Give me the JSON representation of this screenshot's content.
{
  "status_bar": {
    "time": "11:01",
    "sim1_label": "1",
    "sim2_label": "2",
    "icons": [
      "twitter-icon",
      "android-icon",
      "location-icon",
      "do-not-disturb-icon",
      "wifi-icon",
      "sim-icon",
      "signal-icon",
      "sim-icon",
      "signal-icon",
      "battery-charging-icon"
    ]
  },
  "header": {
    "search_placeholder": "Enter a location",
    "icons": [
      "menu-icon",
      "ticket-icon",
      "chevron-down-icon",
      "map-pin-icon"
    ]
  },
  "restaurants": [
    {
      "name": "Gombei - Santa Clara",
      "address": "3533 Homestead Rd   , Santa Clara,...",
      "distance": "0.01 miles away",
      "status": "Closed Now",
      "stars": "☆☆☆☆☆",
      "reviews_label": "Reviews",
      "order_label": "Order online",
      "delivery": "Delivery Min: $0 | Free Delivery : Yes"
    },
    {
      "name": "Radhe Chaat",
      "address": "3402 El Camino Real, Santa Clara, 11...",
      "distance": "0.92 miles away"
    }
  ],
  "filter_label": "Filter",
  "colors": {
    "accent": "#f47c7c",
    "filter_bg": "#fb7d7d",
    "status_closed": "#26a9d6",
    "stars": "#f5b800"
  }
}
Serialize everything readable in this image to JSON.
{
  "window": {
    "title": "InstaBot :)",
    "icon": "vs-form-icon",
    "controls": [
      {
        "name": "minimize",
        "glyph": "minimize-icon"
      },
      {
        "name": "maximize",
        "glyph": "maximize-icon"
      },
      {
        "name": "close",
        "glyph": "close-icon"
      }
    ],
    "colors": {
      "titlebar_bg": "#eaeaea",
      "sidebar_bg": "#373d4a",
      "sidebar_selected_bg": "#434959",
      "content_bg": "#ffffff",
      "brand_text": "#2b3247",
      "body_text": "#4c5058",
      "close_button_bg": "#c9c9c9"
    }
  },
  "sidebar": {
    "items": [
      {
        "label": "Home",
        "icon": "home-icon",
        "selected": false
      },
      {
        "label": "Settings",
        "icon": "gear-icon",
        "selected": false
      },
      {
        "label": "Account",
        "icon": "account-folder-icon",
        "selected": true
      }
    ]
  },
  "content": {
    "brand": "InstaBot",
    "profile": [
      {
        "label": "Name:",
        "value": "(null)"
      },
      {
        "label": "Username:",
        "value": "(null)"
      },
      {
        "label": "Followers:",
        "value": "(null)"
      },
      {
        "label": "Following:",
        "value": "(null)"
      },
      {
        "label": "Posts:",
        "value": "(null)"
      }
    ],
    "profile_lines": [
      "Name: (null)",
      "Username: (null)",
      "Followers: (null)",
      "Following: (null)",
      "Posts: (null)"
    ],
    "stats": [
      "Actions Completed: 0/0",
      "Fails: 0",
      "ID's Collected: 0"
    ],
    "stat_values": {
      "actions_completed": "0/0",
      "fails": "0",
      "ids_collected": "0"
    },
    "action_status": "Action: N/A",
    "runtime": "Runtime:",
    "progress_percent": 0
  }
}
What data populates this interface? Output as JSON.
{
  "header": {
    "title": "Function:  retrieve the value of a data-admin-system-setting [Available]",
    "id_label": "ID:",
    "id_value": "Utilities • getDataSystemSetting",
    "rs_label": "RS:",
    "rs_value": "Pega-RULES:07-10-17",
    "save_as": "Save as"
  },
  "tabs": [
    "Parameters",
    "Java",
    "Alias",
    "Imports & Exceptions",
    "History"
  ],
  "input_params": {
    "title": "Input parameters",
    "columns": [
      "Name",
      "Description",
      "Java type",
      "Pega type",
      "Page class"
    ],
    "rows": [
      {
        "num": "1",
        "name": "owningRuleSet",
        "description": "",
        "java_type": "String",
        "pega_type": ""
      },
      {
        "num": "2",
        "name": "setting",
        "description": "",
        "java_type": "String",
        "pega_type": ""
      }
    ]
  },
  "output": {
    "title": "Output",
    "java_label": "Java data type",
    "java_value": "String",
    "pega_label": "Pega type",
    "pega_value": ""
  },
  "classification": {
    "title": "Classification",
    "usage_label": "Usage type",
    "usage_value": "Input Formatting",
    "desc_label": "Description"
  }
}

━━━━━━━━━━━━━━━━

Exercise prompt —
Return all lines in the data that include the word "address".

Written response —
      "address": "3533 Homestead Rd   , Santa Clara,...",
      "address": "3402 El Camino Real, Santa Clara, 11...",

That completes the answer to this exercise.